What you have to do: Go over the records and copy every line with the string "letter".

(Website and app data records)

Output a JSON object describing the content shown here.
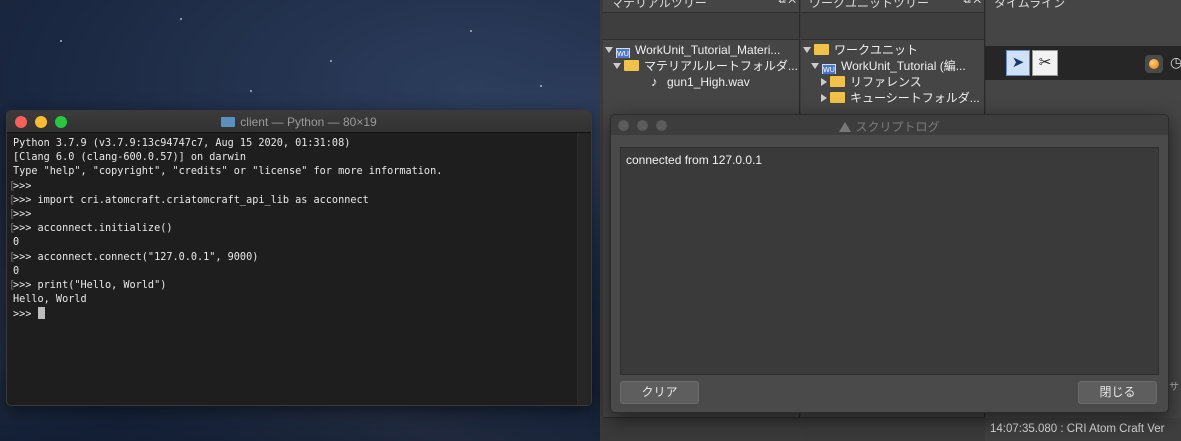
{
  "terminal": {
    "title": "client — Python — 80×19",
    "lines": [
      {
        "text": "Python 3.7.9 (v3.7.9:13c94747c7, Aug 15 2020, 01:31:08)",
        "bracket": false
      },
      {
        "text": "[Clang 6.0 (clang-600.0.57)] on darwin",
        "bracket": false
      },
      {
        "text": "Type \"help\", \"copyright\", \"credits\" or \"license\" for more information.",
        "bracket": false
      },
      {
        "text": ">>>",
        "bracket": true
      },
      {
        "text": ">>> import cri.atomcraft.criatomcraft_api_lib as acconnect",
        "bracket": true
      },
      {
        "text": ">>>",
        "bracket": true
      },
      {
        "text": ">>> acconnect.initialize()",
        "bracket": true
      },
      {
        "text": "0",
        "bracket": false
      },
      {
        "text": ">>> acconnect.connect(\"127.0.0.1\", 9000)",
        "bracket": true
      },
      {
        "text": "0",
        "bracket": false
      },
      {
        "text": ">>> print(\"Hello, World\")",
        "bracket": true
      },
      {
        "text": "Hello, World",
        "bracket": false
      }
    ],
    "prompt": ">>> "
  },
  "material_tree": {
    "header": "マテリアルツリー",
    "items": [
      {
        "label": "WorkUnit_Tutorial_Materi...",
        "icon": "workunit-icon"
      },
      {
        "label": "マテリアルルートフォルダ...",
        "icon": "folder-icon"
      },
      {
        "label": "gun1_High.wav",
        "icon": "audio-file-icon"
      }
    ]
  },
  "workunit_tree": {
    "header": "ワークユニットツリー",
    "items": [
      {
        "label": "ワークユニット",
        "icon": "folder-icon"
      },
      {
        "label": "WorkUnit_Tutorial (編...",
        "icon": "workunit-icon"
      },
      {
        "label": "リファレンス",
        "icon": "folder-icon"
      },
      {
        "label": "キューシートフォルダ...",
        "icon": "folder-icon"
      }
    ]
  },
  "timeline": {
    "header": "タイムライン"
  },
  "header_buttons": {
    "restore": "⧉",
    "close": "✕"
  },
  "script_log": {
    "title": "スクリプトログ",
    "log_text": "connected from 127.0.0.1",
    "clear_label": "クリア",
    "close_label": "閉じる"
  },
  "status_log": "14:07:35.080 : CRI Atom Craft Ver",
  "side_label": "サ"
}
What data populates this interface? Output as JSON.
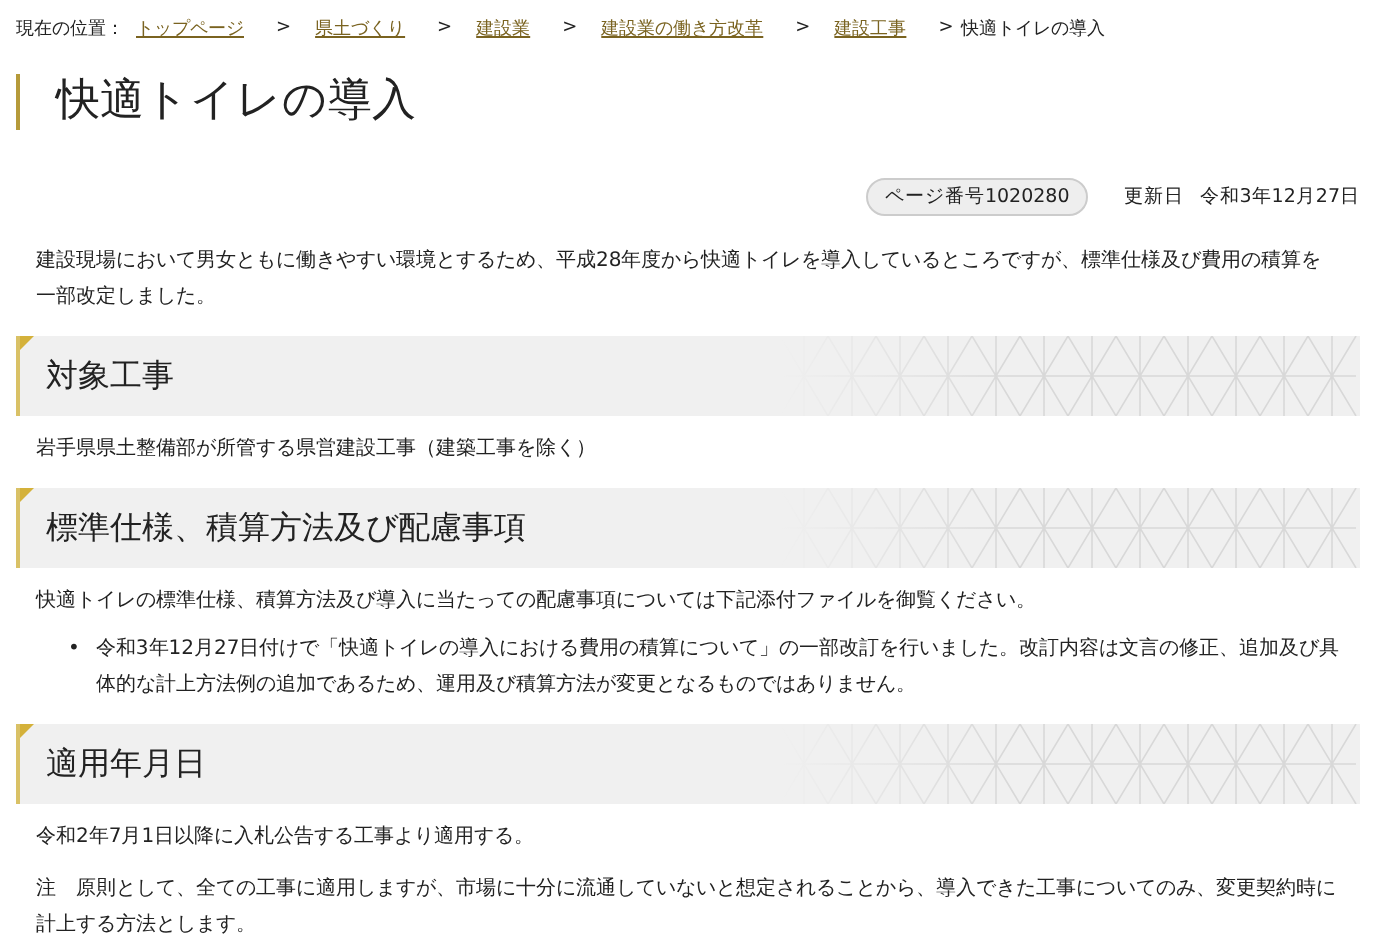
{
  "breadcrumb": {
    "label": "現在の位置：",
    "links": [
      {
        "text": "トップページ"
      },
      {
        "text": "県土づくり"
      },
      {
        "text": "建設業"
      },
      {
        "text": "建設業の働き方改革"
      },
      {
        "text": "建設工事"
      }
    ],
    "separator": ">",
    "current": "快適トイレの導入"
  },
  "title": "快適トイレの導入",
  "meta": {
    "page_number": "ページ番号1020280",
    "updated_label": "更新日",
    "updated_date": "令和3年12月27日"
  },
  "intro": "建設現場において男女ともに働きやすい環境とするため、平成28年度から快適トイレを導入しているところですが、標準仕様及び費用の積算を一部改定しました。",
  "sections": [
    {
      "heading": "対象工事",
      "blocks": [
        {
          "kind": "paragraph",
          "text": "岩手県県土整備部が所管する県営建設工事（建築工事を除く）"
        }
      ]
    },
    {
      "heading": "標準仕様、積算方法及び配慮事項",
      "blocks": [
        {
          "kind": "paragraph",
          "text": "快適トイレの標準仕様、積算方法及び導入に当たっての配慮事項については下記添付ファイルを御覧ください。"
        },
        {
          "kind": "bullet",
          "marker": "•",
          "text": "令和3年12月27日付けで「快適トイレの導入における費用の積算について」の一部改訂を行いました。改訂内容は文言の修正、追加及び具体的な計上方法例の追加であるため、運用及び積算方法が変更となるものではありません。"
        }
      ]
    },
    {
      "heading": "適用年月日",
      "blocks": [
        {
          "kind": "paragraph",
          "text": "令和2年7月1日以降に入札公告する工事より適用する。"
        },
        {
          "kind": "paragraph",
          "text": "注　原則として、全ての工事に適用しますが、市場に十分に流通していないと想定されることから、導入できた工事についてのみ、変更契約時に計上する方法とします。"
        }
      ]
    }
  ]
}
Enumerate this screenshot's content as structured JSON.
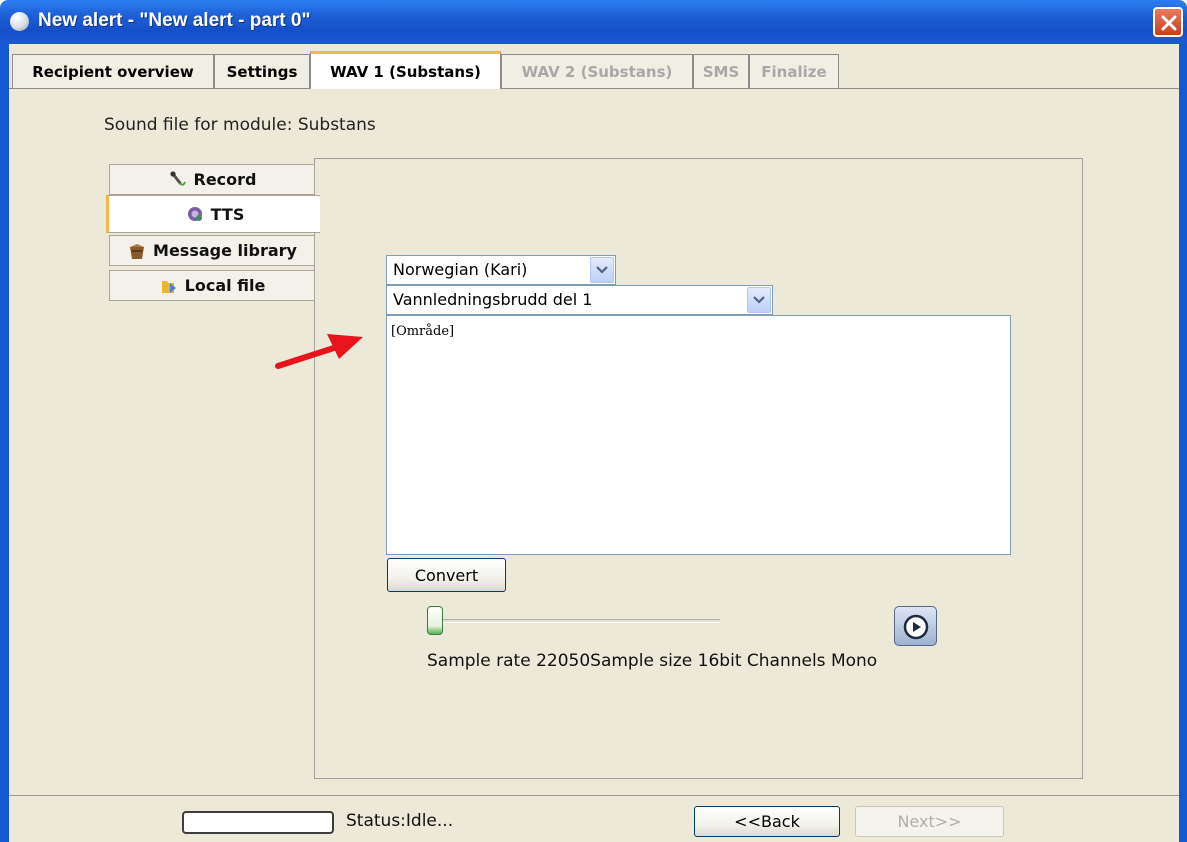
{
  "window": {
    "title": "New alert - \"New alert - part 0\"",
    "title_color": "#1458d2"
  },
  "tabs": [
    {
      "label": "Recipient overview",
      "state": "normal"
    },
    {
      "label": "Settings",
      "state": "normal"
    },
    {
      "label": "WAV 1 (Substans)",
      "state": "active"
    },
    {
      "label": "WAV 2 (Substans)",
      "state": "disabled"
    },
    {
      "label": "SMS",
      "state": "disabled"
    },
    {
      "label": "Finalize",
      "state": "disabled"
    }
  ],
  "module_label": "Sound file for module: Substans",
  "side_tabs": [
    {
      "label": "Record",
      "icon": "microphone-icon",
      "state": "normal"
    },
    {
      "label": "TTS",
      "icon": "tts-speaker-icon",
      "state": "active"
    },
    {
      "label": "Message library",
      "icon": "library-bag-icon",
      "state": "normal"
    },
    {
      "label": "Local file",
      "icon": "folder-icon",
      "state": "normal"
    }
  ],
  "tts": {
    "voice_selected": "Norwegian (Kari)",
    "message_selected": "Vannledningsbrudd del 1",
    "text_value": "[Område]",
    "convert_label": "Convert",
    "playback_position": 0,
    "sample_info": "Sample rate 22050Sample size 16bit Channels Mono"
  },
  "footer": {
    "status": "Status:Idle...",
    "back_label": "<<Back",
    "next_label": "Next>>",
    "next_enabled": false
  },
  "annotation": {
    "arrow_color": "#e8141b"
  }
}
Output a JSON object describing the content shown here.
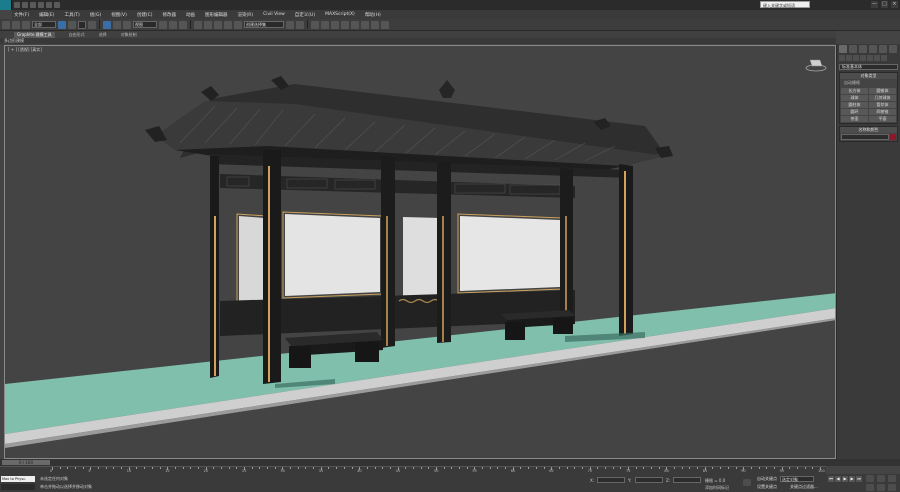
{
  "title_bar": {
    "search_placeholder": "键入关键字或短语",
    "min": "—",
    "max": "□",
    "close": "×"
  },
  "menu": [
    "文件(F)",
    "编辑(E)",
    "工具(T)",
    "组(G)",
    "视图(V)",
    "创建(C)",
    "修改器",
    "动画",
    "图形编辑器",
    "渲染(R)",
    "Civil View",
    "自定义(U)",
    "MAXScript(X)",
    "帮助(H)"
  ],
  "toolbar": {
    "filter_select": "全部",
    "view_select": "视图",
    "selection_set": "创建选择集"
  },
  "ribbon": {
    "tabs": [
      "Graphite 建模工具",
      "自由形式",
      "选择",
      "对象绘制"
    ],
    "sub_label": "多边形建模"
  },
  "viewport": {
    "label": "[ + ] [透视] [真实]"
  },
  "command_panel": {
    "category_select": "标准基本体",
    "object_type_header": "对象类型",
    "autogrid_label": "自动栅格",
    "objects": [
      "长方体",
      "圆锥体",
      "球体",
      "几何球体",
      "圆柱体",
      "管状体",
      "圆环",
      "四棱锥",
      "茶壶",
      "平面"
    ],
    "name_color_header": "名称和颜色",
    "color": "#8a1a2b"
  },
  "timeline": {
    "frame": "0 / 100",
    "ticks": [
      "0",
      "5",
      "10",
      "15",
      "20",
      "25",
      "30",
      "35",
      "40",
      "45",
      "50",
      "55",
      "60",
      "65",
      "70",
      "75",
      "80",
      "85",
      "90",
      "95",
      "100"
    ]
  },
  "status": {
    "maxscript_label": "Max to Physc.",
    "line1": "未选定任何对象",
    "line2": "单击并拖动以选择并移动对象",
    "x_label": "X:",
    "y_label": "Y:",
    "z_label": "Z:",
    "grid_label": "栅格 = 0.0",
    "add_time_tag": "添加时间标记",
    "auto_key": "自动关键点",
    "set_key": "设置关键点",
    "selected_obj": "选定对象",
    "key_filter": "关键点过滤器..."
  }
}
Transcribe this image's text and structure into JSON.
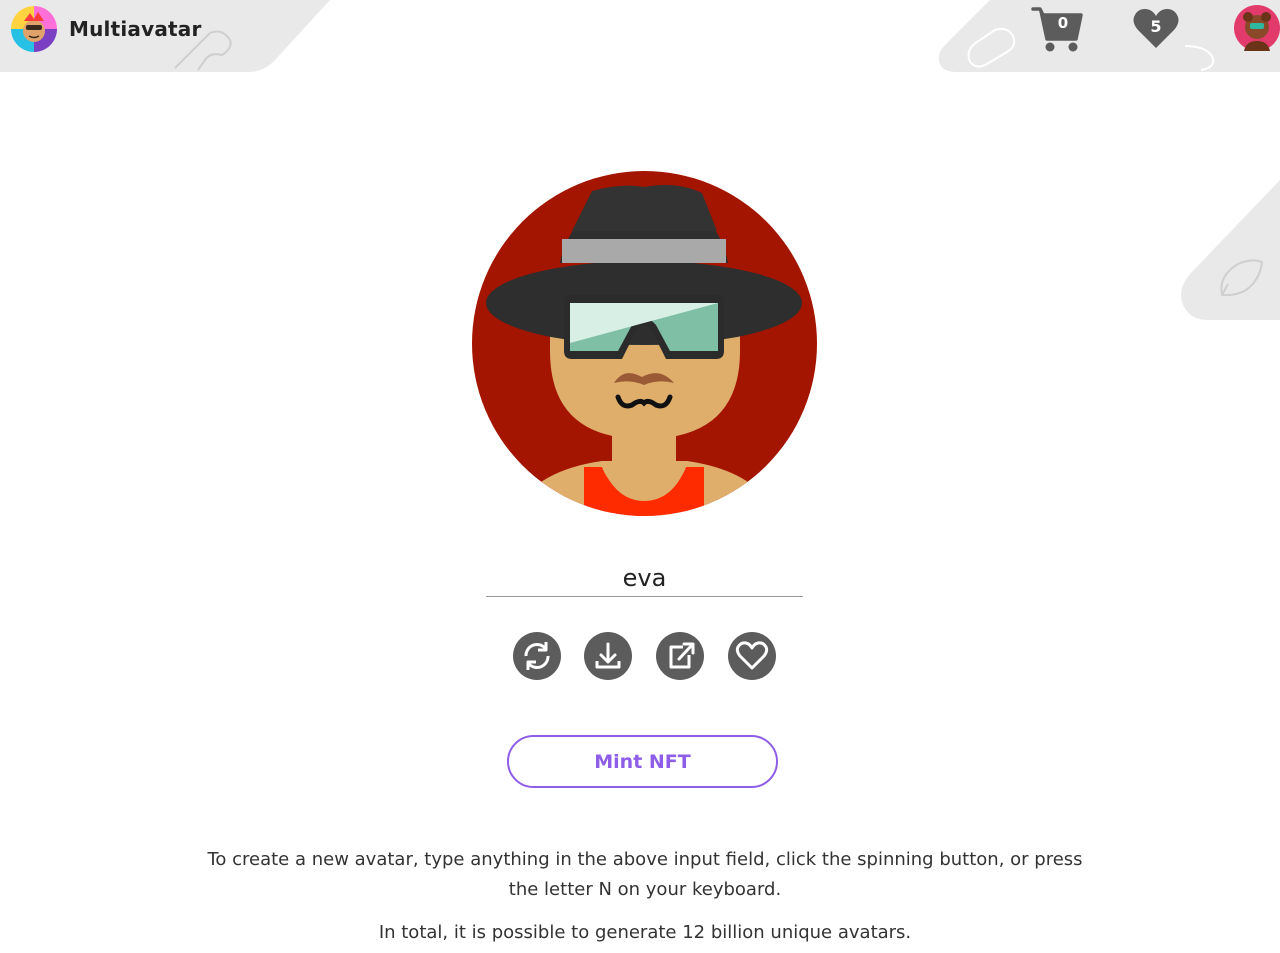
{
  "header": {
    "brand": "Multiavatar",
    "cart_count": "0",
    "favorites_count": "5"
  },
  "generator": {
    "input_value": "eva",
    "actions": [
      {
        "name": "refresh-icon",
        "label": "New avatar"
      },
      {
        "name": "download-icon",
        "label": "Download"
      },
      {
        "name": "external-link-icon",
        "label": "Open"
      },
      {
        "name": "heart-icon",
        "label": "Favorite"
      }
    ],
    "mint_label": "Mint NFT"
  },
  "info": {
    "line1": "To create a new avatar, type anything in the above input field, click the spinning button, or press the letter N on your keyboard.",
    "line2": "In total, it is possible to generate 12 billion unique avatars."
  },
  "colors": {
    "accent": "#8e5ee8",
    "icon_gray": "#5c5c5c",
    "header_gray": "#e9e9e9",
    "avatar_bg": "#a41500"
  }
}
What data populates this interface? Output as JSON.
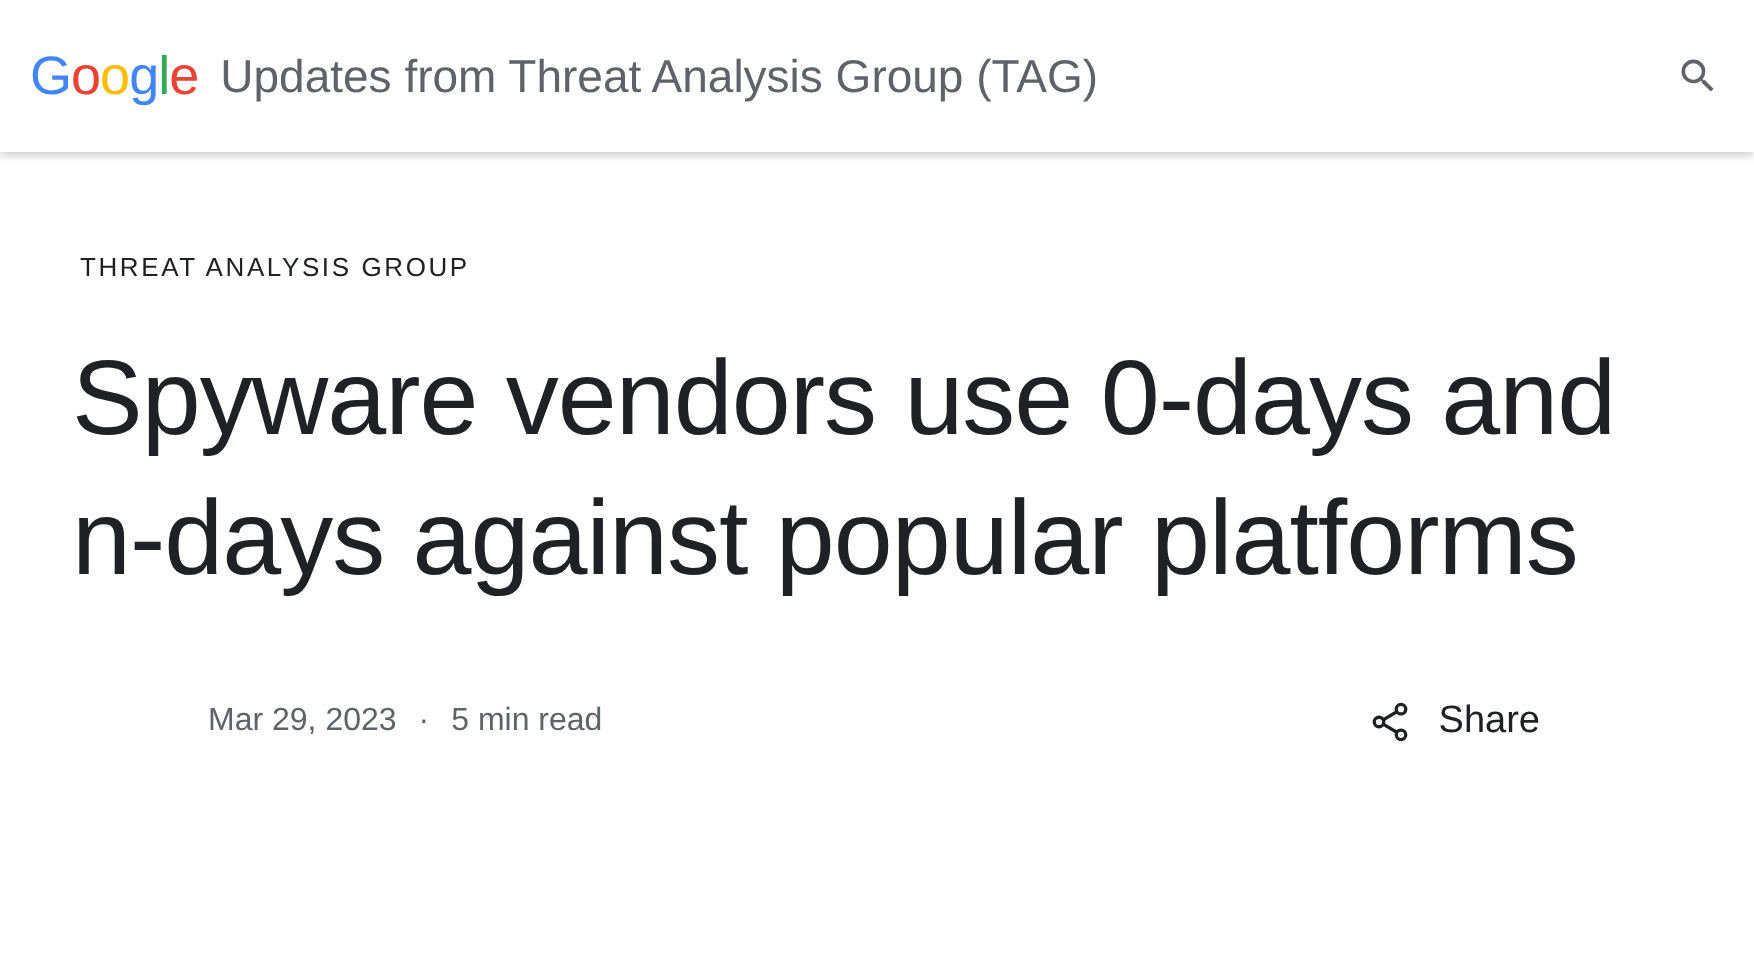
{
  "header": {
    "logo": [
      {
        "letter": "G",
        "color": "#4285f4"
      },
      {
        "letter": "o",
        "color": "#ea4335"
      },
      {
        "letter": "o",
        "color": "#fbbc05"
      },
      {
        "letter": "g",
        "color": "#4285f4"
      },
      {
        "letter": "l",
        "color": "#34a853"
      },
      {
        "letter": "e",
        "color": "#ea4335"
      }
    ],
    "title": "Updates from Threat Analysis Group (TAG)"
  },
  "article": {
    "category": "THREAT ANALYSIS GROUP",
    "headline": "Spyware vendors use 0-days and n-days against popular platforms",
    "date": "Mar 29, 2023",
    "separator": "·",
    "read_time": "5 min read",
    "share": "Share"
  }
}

Result below:
    "line1": "To create a new avatar, type anything in the above input field, click the spinning button, or press the letter N on your keyboard.",
        "letter": "G",
        "letter": "o",
        "letter": "o",
        "letter": "g",
        "letter": "l",
        "letter": "e",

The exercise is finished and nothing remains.